_Work order_. Each line below should be repeated exactly, but no picture should be carried over.

[Items from a data source]
┌──

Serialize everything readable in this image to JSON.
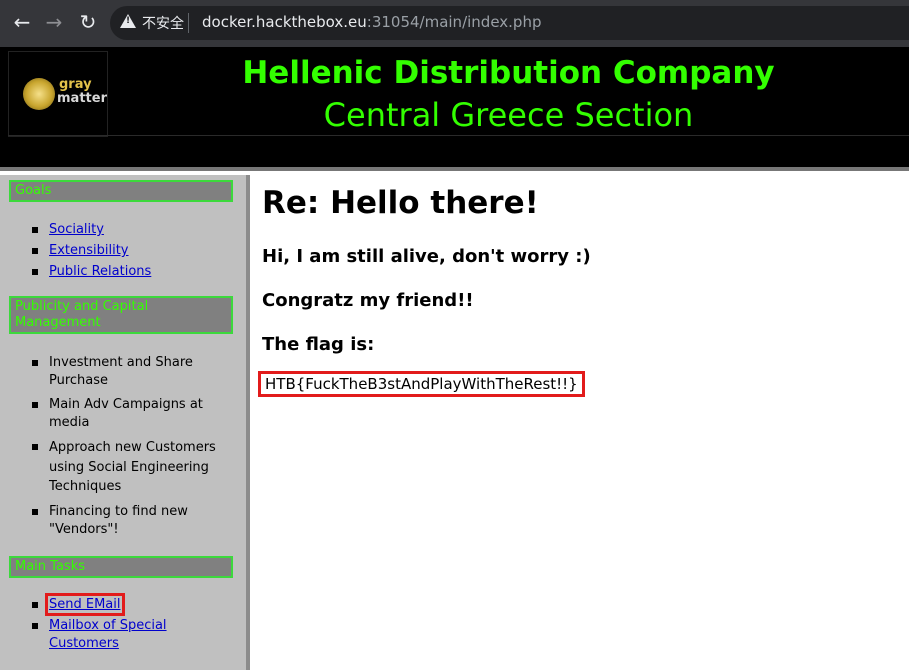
{
  "browser": {
    "back_icon": "←",
    "forward_icon": "→",
    "reload_icon": "↻",
    "security_label": "不安全",
    "url_host": "docker.hackthebox.eu",
    "url_rest": ":31054/main/index.php"
  },
  "header": {
    "logo_top": "gray",
    "logo_bottom": "matter",
    "company": "Hellenic Distribution Company",
    "section": "Central Greece Section"
  },
  "sidebar": {
    "goals_title": "Goals",
    "goals": [
      "Sociality",
      "Extensibility",
      "Public Relations"
    ],
    "publicity_title": "Publicity and Capital Management",
    "publicity": [
      "Investment and Share Purchase",
      "Main Adv Campaigns at media",
      "Approach new Customers using Social Engineering Techniques",
      "Financing to find new \"Vendors\"!"
    ],
    "tasks_title": "Main Tasks",
    "tasks": [
      "Send EMail",
      "Mailbox of Special Customers"
    ]
  },
  "main": {
    "title": "Re: Hello there!",
    "line1": "Hi, I am still alive, don't worry :)",
    "line2": "Congratz my friend!!",
    "line3": "The flag is:",
    "flag": "HTB{FuckTheB3stAndPlayWithTheRest!!}"
  },
  "colors": {
    "accent_green": "#33ff00",
    "highlight_red": "#e21b1b"
  }
}
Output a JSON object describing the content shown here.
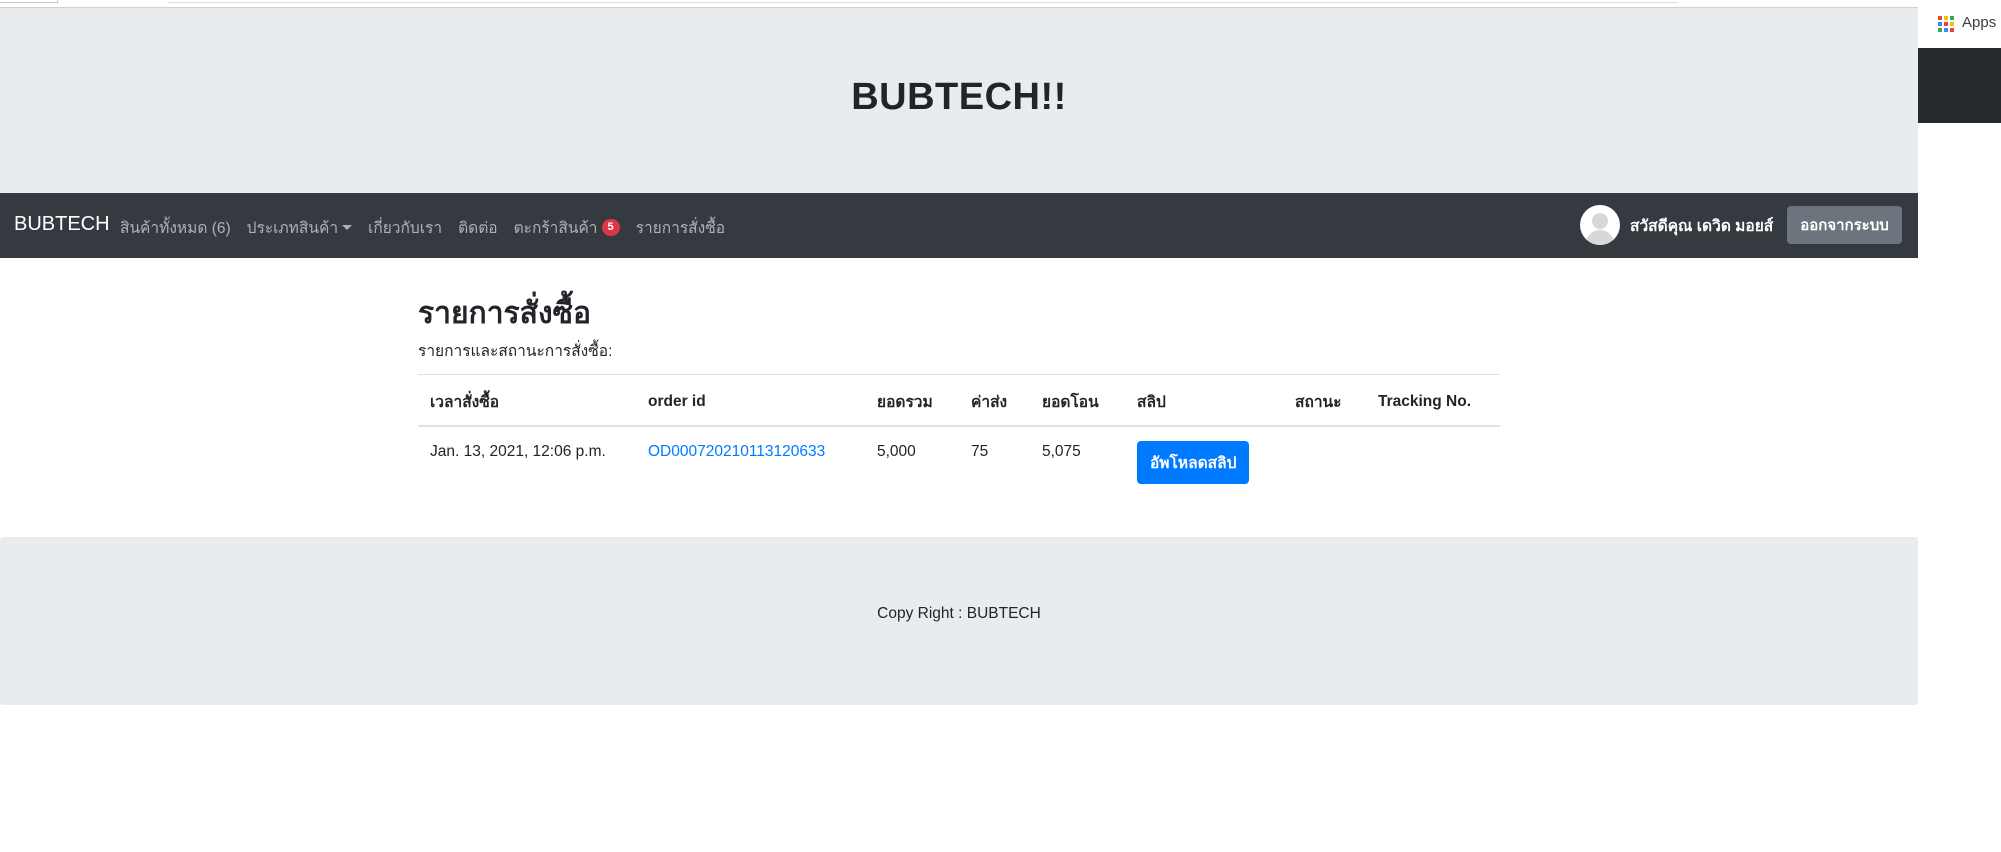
{
  "browser": {
    "apps_label": "Apps",
    "apps_icon_colors": [
      "#ea4335",
      "#fbbc04",
      "#34a853",
      "#4285f4",
      "#ea4335",
      "#fbbc04",
      "#34a853",
      "#4285f4",
      "#ea4335"
    ]
  },
  "header": {
    "site_title": "BUBTECH!!"
  },
  "navbar": {
    "brand": "BUBTECH",
    "links": {
      "all_products": "สินค้าทั้งหมด (6)",
      "categories": "ประเภทสินค้า",
      "about": "เกี่ยวกับเรา",
      "contact": "ติดต่อ",
      "cart": "ตะกร้าสินค้า",
      "cart_count": "5",
      "orders": "รายการสั่งซื้อ"
    },
    "greeting": "สวัสดีคุณ  เดวิด มอยส์",
    "logout_label": "ออกจากระบบ"
  },
  "main": {
    "heading": "รายการสั่งซื้อ",
    "subheading": "รายการและสถานะการสั่งซื้อ:",
    "table": {
      "headers": {
        "order_time": "เวลาสั่งซื้อ",
        "order_id": "order id",
        "total": "ยอดรวม",
        "shipping": "ค่าส่ง",
        "transfer": "ยอดโอน",
        "slip": "สลิป",
        "status": "สถานะ",
        "tracking": "Tracking No."
      },
      "rows": [
        {
          "order_time": "Jan. 13, 2021, 12:06 p.m.",
          "order_id": "OD000720210113120633",
          "total": "5,000",
          "shipping": "75",
          "transfer": "5,075",
          "slip_button": "อัพโหลดสลิป",
          "status": "",
          "tracking": ""
        }
      ]
    }
  },
  "footer": {
    "text": "Copy Right : BUBTECH"
  },
  "colors": {
    "navbar_bg": "#343a40",
    "jumbotron_bg": "#e9ecef",
    "primary": "#007bff",
    "badge_red": "#dc3545",
    "secondary": "#6c757d"
  }
}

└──

_Expected answer_.
Serialize everything readable in this image to JSON.
{
  "browser": {
    "back_icon": "←",
    "forward_icon": "→",
    "reload_icon": "↻",
    "security_label": "不安全",
    "url_host": "docker.hackthebox.eu",
    "url_rest": ":31054/main/index.php"
  },
  "header": {
    "logo_top": "gray",
    "logo_bottom": "matter",
    "company": "Hellenic Distribution Company",
    "section": "Central Greece Section"
  },
  "sidebar": {
    "goals_title": "Goals",
    "goals": [
      "Sociality",
      "Extensibility",
      "Public Relations"
    ],
    "publicity_title": "Publicity and Capital Management",
    "publicity": [
      "Investment and Share Purchase",
      "Main Adv Campaigns at media",
      "Approach new Customers using Social Engineering Techniques",
      "Financing to find new \"Vendors\"!"
    ],
    "tasks_title": "Main Tasks",
    "tasks": [
      "Send EMail",
      "Mailbox of Special Customers"
    ]
  },
  "main": {
    "title": "Re: Hello there!",
    "line1": "Hi, I am still alive, don't worry :)",
    "line2": "Congratz my friend!!",
    "line3": "The flag is:",
    "flag": "HTB{FuckTheB3stAndPlayWithTheRest!!}"
  },
  "colors": {
    "accent_green": "#33ff00",
    "highlight_red": "#e21b1b"
  }
}
Output a JSON object describing the content shown here.
{
  "browser": {
    "apps_label": "Apps",
    "apps_icon_colors": [
      "#ea4335",
      "#fbbc04",
      "#34a853",
      "#4285f4",
      "#ea4335",
      "#fbbc04",
      "#34a853",
      "#4285f4",
      "#ea4335"
    ]
  },
  "header": {
    "site_title": "BUBTECH!!"
  },
  "navbar": {
    "brand": "BUBTECH",
    "links": {
      "all_products": "สินค้าทั้งหมด (6)",
      "categories": "ประเภทสินค้า",
      "about": "เกี่ยวกับเรา",
      "contact": "ติดต่อ",
      "cart": "ตะกร้าสินค้า",
      "cart_count": "5",
      "orders": "รายการสั่งซื้อ"
    },
    "greeting": "สวัสดีคุณ  เดวิด มอยส์",
    "logout_label": "ออกจากระบบ"
  },
  "main": {
    "heading": "รายการสั่งซื้อ",
    "subheading": "รายการและสถานะการสั่งซื้อ:",
    "table": {
      "headers": {
        "order_time": "เวลาสั่งซื้อ",
        "order_id": "order id",
        "total": "ยอดรวม",
        "shipping": "ค่าส่ง",
        "transfer": "ยอดโอน",
        "slip": "สลิป",
        "status": "สถานะ",
        "tracking": "Tracking No."
      },
      "rows": [
        {
          "order_time": "Jan. 13, 2021, 12:06 p.m.",
          "order_id": "OD000720210113120633",
          "total": "5,000",
          "shipping": "75",
          "transfer": "5,075",
          "slip_button": "อัพโหลดสลิป",
          "status": "",
          "tracking": ""
        }
      ]
    }
  },
  "footer": {
    "text": "Copy Right : BUBTECH"
  },
  "colors": {
    "navbar_bg": "#343a40",
    "jumbotron_bg": "#e9ecef",
    "primary": "#007bff",
    "badge_red": "#dc3545",
    "secondary": "#6c757d"
  }
}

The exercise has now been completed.